Exercise instructions: Write out every record exactly as it appears. Skip the pictures.

*** Begin section ***

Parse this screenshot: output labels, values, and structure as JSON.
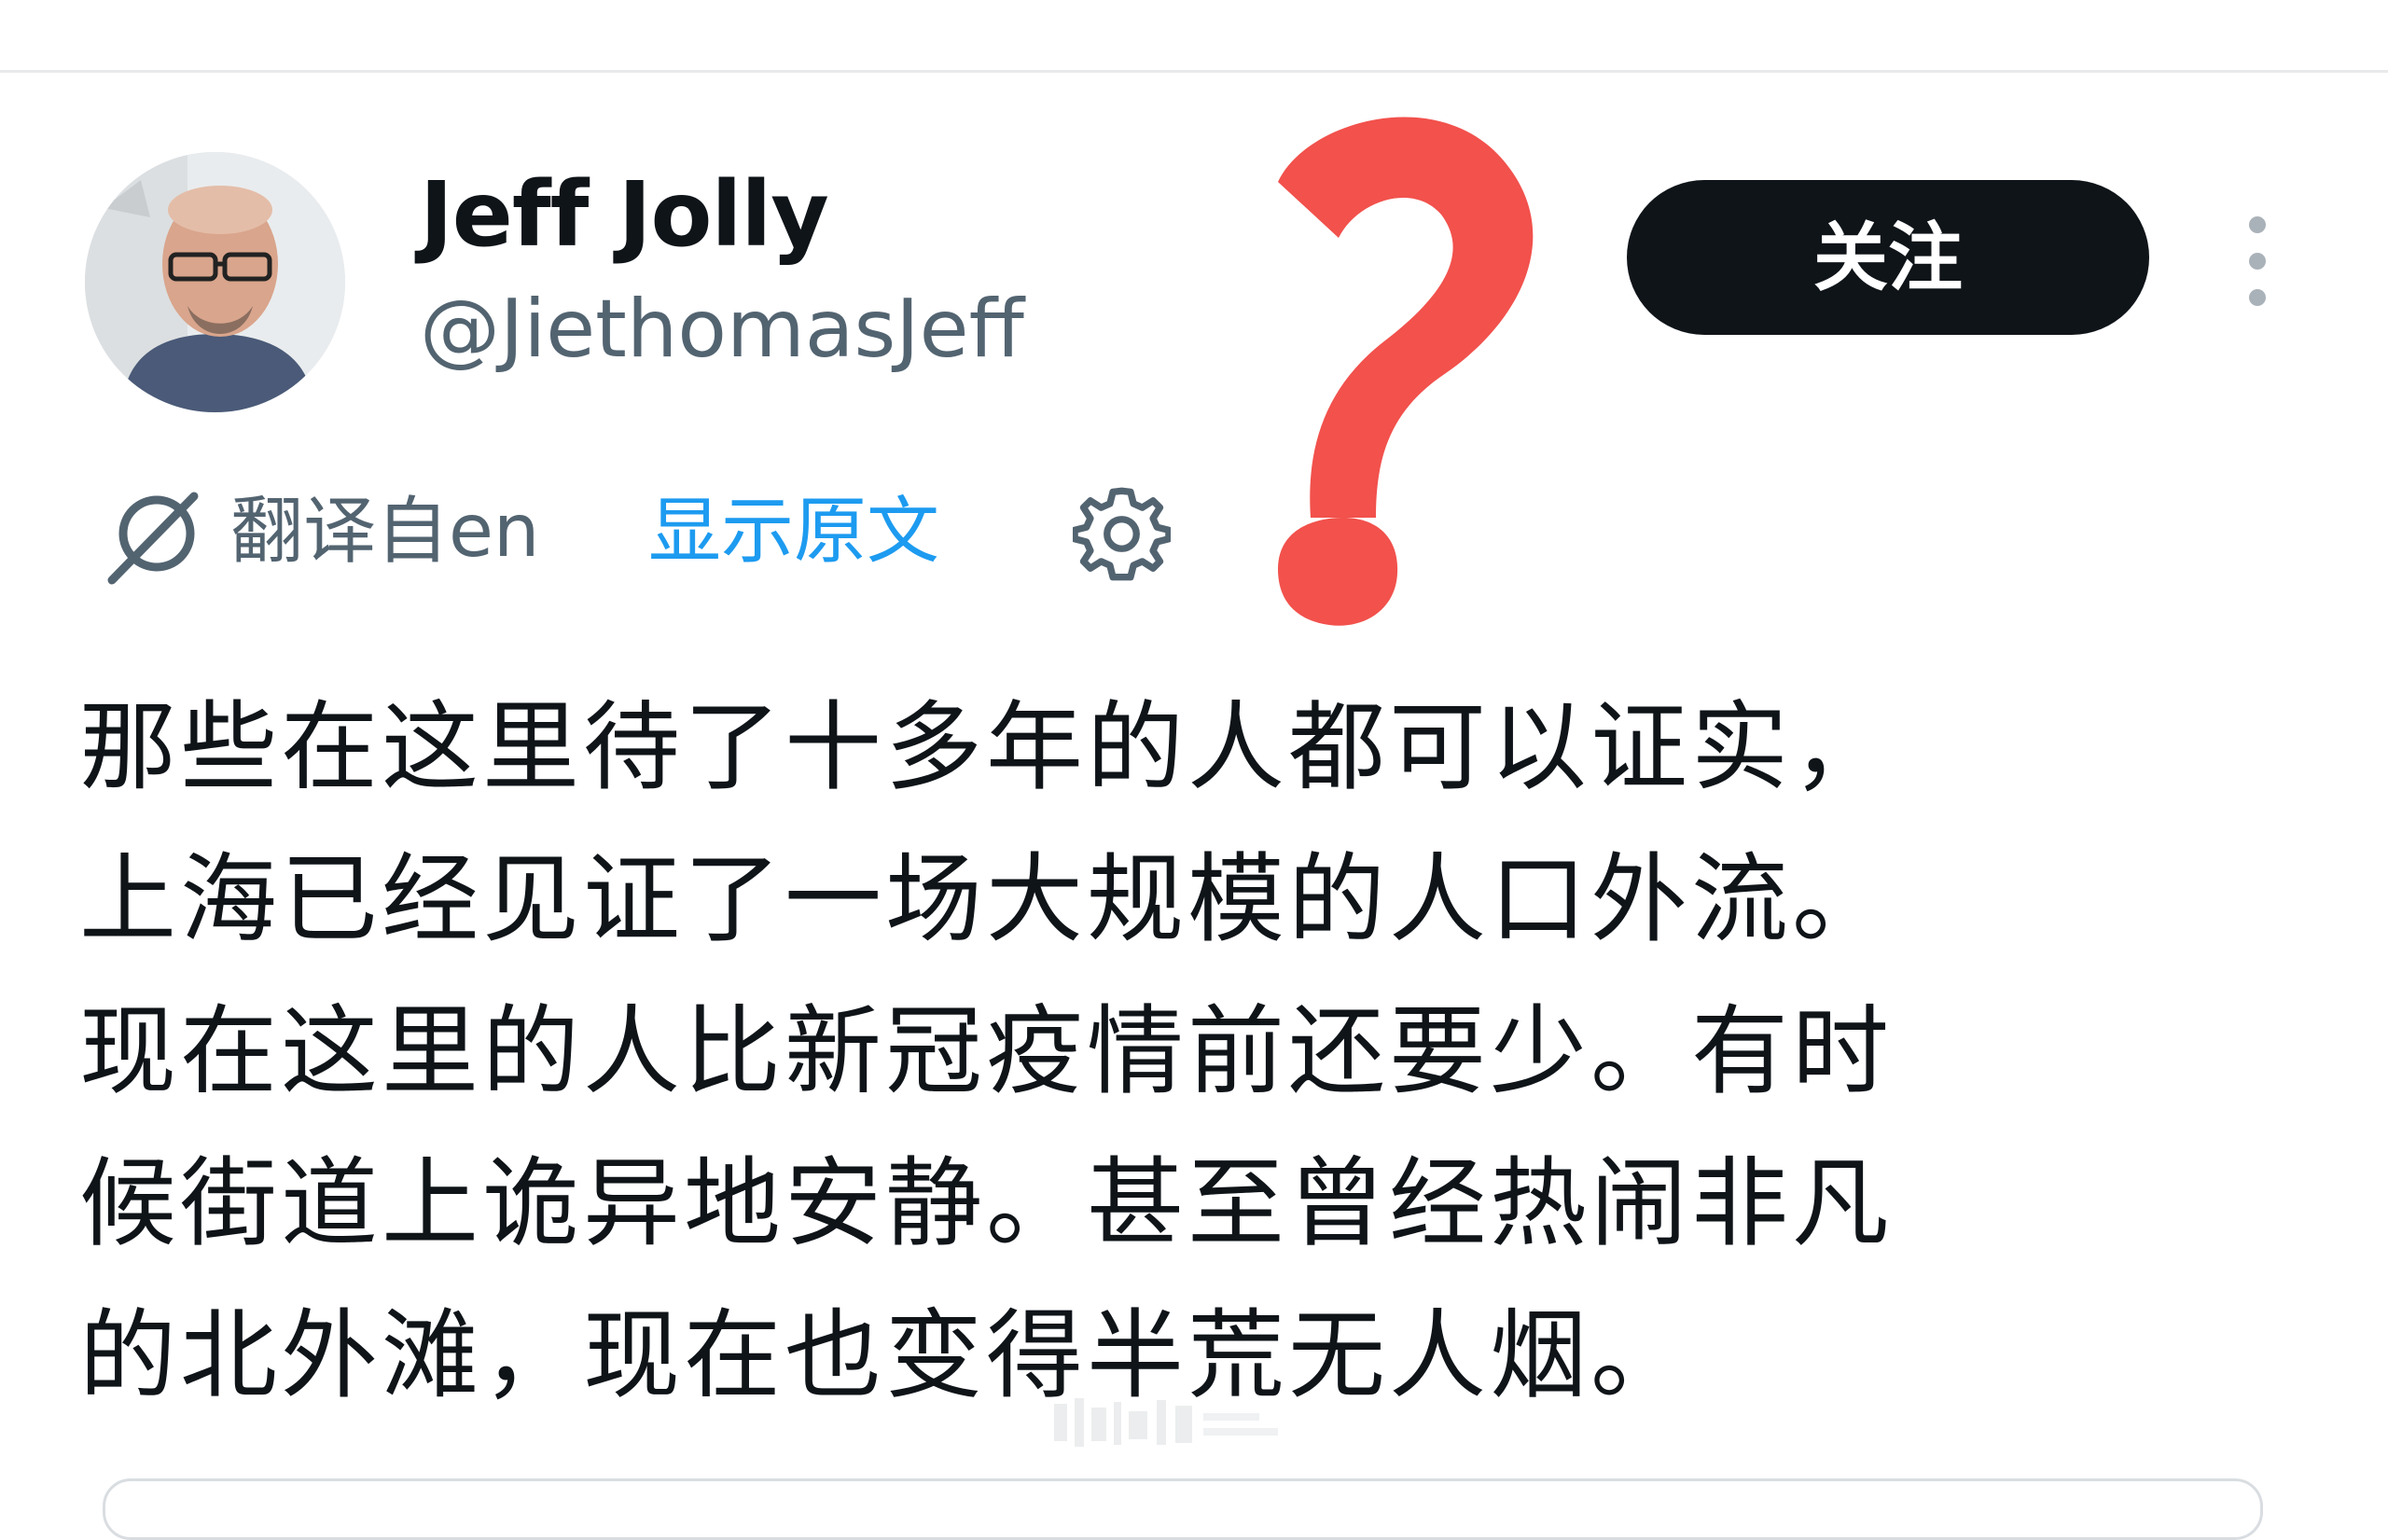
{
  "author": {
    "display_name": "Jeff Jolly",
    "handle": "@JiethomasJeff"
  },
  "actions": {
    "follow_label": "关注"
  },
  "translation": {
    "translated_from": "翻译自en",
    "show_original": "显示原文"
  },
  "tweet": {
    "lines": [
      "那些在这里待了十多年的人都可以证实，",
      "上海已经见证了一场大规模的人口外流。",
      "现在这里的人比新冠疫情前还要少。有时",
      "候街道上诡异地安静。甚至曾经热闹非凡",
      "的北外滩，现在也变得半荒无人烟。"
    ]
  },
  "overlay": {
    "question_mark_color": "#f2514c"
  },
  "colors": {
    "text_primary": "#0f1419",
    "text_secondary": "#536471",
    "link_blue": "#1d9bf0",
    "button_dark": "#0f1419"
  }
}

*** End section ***

Answer below:
Parse this screenshot: output labels, values, and structure as JSON.
{
  "author": {
    "display_name": "Jeff Jolly",
    "handle": "@JiethomasJeff"
  },
  "actions": {
    "follow_label": "关注"
  },
  "translation": {
    "translated_from": "翻译自en",
    "show_original": "显示原文"
  },
  "tweet": {
    "lines": [
      "那些在这里待了十多年的人都可以证实，",
      "上海已经见证了一场大规模的人口外流。",
      "现在这里的人比新冠疫情前还要少。有时",
      "候街道上诡异地安静。甚至曾经热闹非凡",
      "的北外滩，现在也变得半荒无人烟。"
    ]
  },
  "overlay": {
    "question_mark_color": "#f2514c"
  },
  "colors": {
    "text_primary": "#0f1419",
    "text_secondary": "#536471",
    "link_blue": "#1d9bf0",
    "button_dark": "#0f1419"
  }
}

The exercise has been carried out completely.